"Treat a man as he is and he will remain as he is. Treat a man as he can and should be, and he will become as he can and should be." -- Johann Wolfgang von Goethe
Marva Collins is an outstanding educator who started Westside Preparatory School in Garfield Park, Chicago, in 1975. You might have heard of her through 60 minutes or the movie The Marva Collins Story (1981).
During the first year of Westside Preparatory School, Marva took in learning disabled, problem children and even one child who had been labeled by Chicago public school authorities as borderline retarded.
Over the years, she continued to take in children labeled as dyslexics and every other kind of learning or behavioral disability. These children were often classified as “hopeless” by other teachers.
But Marva is different; she knew Johann Wolfgang von Goethe’s quote.
She was very clear about her mission as an educator: she wants to touch the lives of children. She has an unshakable belief that she could impact the children for good.
She decided that the problem was not the children but they way they were taught. She would say:
"Don't try to fix the students, fix ourselves first. The good teacher makes the poor student good and the good student superior. When our students fail, we, as teachers, too, have failed."
So she attempted a radical method of teaching that would not only be challenging for the students, but it would instill a belief in them.
She threw out all the old books, and taught Shakespeare, Sophocles and other classical literature materials. Nobody believed the kids could understand such deep materials. Frankly even I have difficulty understanding them and I was in high school!
But Marva was determined. She would communicate the lessons passionately, and would constantly engage and challenge the child’s naturally inquisitive mind. Despite the children’s young age, Marva’s students not only understood the material, they loved it and wanted more!
And the results showed for themselves.
The same little girl who had been labeled as border line retarded, graduated Summa Cum Laude from college in 1976. Many of Marva’s graduates went on to the nation’s finest colleges, places like Harvard, Yale, and Stanford, to mention just a few.
Marva once wrote, "I have discovered few learning disabled students in my decades of teaching. I have, however, discovered many, many victims of teaching inabilities."
Marva’s story touched the lives of many people. She proved the barriers of education are predominantly self-imposed.

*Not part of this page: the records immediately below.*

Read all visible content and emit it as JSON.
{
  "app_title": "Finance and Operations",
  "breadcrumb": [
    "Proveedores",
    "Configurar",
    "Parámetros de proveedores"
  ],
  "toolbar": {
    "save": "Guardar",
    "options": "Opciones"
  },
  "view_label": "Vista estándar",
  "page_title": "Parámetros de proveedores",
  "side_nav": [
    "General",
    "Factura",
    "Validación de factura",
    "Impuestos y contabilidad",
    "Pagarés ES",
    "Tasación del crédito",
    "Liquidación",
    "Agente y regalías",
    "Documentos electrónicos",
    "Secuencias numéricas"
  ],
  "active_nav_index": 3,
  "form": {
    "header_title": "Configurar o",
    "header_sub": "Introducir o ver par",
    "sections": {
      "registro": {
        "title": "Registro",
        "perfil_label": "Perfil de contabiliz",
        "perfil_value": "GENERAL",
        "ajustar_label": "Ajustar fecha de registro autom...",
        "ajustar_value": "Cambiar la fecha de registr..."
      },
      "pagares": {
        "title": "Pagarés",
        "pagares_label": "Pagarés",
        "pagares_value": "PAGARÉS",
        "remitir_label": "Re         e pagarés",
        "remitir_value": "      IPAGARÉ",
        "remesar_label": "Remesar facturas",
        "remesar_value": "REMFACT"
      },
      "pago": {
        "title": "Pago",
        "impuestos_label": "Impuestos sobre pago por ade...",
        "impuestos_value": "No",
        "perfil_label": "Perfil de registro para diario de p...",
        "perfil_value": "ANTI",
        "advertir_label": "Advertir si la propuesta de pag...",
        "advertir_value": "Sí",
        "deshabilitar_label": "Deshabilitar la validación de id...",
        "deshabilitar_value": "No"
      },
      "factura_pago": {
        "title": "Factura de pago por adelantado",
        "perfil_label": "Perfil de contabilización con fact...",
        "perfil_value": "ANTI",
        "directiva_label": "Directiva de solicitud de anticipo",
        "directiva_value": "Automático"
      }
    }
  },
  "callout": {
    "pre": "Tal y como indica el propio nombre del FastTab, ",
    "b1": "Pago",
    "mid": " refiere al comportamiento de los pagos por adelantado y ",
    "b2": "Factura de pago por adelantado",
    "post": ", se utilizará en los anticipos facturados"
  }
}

She also proved that the potential of young children is essentially unlimited until we place a limit on them.
Other Marva’s Collins quotes:
- "There is a brilliant child locked inside every student."
- "The essence of teaching is to make learning contagious, to have one idea spark another."
- "Once teachers try the Socratic, or direct method of teaching, they will never return to anything that cannot produce the 'magic.'"
- "Success doesn't come to you... you go to it."
- "Excellence is not an act but a habit. The things you do the most are the things you will do best."
- "Trust yourself. Think for yourself. Act for yourself. Speak for yourself. Be yourself. Imitation is suicide."
- "Determination and perseverance move the world; thinking that others will do it for you is a sure way to fail."
- "Character is what you know you are, not what others think you have."